## WHAT YOU ARE ASKED TO DO
Please report each line in the material below that includes "horas".

## GIVEN RECORDS
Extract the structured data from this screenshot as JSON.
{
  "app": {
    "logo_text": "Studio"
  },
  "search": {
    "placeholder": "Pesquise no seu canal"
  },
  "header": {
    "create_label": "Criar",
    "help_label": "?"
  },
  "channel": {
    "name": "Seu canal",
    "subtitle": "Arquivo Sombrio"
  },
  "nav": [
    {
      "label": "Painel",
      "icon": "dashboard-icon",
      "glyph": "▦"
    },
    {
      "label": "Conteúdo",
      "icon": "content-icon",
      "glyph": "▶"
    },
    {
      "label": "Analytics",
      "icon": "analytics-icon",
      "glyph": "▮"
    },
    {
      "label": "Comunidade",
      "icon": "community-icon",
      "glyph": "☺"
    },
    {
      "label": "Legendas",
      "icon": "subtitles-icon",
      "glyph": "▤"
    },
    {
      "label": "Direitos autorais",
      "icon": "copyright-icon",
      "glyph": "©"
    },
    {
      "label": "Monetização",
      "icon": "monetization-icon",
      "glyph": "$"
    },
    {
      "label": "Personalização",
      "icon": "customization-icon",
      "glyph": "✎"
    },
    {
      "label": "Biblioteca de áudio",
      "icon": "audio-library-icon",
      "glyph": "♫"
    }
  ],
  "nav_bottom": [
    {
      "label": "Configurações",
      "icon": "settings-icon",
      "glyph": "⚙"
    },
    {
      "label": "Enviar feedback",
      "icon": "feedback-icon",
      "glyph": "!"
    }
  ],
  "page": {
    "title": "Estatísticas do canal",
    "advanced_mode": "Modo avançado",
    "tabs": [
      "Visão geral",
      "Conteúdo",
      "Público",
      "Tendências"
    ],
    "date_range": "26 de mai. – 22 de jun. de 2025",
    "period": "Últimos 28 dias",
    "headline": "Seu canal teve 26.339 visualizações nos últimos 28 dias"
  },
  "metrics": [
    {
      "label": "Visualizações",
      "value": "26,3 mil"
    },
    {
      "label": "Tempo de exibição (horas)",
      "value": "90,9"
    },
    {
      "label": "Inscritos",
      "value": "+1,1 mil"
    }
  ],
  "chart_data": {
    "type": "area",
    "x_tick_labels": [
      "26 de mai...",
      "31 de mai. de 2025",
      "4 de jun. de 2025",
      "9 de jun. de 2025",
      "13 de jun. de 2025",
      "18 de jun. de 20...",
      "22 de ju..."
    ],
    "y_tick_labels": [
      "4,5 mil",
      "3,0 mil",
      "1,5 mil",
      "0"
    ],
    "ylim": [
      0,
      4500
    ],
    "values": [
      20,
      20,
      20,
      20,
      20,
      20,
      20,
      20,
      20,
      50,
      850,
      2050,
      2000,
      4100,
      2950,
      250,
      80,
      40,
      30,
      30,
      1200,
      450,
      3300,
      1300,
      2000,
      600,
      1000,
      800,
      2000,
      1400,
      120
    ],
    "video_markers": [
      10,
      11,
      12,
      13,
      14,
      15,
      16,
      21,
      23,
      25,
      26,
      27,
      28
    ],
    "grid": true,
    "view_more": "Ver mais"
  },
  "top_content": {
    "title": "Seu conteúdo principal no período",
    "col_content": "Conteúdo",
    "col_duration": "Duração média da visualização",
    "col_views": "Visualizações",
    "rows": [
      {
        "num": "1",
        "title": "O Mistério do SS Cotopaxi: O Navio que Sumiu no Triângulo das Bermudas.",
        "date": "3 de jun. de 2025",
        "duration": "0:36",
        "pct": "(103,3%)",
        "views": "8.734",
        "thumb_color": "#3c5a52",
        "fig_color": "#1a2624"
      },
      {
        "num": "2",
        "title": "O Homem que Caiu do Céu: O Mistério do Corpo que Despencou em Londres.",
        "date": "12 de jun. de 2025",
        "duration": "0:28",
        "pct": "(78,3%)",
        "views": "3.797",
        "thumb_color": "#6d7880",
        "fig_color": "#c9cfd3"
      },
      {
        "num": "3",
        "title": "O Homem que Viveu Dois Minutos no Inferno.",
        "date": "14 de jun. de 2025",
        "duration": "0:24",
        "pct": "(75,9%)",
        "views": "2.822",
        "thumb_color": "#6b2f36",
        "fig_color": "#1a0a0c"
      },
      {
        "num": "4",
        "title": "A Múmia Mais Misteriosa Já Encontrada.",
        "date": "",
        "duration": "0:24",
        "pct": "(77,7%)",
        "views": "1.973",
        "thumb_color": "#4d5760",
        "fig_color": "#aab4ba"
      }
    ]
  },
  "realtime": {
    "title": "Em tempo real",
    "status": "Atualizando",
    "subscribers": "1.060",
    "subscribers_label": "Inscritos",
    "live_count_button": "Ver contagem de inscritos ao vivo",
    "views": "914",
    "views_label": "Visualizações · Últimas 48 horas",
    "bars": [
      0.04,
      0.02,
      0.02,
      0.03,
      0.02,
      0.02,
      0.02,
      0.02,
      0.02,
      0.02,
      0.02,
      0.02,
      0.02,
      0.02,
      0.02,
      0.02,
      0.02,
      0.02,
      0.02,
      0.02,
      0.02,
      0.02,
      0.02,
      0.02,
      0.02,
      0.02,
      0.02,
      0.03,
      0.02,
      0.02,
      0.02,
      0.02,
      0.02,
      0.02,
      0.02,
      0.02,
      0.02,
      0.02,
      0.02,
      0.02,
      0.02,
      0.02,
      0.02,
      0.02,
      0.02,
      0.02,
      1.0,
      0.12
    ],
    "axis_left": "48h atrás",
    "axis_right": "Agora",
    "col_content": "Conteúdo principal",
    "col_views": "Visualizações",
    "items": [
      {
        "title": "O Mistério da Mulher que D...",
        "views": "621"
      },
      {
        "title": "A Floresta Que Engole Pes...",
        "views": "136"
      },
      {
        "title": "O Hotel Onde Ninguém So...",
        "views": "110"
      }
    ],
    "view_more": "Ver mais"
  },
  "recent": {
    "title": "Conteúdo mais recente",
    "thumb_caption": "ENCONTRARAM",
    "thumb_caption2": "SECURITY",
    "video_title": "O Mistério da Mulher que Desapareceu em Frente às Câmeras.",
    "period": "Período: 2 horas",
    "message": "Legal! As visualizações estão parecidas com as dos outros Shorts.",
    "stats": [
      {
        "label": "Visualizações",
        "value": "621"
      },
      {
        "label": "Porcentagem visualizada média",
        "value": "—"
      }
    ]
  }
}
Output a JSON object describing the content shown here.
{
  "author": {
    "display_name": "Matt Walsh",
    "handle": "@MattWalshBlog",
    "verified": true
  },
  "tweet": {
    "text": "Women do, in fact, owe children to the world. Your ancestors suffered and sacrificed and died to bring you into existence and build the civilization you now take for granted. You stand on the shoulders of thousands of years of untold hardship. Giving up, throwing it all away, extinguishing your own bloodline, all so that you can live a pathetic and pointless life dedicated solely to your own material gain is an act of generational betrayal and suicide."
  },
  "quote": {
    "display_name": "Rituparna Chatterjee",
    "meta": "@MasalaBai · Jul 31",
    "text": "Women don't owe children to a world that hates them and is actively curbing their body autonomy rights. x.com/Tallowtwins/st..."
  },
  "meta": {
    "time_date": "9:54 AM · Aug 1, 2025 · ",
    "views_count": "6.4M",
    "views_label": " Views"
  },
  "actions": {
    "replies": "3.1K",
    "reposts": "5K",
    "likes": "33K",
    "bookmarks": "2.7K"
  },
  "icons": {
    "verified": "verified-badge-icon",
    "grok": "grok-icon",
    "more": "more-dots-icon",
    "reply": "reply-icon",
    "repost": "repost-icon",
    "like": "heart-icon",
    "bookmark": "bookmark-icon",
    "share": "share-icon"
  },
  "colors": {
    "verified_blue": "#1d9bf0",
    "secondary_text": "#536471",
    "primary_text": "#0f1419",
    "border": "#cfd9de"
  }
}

## ANSWER
      "label": "Tempo de exibição (horas)",
    "views_label": "Visualizações · Últimas 48 horas",
    "period": "Período: 2 horas",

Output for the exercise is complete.